Data about app and page elements.
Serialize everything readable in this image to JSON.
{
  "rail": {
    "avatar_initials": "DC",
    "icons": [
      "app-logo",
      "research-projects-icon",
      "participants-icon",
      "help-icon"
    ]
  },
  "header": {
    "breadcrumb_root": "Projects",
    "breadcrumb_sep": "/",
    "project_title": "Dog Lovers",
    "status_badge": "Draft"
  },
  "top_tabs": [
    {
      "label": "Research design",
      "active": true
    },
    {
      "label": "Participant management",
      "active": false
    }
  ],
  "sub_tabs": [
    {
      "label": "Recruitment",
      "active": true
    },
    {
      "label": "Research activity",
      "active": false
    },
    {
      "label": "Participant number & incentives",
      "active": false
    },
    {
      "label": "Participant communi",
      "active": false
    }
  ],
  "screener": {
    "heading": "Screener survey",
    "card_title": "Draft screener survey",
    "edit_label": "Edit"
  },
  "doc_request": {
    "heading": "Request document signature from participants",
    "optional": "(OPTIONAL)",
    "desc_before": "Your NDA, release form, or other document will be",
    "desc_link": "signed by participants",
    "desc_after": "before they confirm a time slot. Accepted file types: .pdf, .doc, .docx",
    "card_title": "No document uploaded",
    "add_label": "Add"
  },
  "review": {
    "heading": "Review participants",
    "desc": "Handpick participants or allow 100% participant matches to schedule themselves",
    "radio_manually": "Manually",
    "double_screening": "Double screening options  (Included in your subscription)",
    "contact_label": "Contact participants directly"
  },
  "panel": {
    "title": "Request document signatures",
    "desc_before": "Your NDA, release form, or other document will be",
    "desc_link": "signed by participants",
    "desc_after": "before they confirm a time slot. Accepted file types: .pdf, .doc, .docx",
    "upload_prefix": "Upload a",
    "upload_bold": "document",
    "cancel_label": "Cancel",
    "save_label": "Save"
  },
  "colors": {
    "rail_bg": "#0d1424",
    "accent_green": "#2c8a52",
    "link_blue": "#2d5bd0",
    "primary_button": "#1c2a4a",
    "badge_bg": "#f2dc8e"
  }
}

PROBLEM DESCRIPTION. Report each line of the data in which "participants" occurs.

EXERCISE ANSWER.
      "participants-icon",
    "heading": "Request document signature from participants",
    "desc_link": "signed by participants",
    "heading": "Review participants",
    "desc": "Handpick participants or allow 100% participant matches to schedule themselves",
    "contact_label": "Contact participants directly"
    "desc_link": "signed by participants",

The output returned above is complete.